Where we’re going

With Android Nougat, Google has more stridently than ever set out to define Android as the platform that will power the company’s future. From its wide-ranging enhancements that make it more powerful for tablet (and maybe desktop) users, to subtle refinements that borrow from its wearable cousin, to promising new platforms that have only begun to blossom, Android has become increasingly complex and increasingly home to a wider array of use cases and contexts.

Android is becoming increasingly complex and powerful to accommodate an enormous number of new form factors, use cases, development initiatives, and contexts.

Whereas Apple seems intent on developing independent operating systems for each of its product lines, Google is confident that Android is versatile enough to power all of its initiatives in the coming decade. From Android Auto to Android Wear, Android TV to Daydream, the operating system has grown to encompass every element of what Google’s promise of the future includes.

For Android developers of all stripes, Google’s bullishness on the platform is something of a dream come true. The same applications that offer great mobile user experiences can share code with ones that run on TVs, and cars, and watches, and VR headsets. As Android continues to evolve and define the user experience of more of Google’s product lines, the opportunities for Android developers will only come into sharper focus. And until that point, Android developers can continue to prioritize mobile user experiences that work well together, while they might not be the same.

  1. Before its ill-fated 7th iteration. 

  2. Which is admittedly silly given that most Android Wear devices have a screen smaller than two inches. 

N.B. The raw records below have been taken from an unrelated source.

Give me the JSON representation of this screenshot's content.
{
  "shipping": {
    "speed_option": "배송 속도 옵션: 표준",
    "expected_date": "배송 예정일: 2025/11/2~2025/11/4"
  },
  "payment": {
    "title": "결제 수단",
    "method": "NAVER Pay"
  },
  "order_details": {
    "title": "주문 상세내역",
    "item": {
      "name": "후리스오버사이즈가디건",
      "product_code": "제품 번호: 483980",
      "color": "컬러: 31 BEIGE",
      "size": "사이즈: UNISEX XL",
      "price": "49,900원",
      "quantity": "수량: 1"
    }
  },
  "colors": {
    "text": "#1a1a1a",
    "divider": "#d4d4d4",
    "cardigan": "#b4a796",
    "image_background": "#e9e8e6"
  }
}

  3. And considering that Google itself develops a number of overlapping chat services, including the stock Android Messenger, Google Hangouts, and the new Google Allo.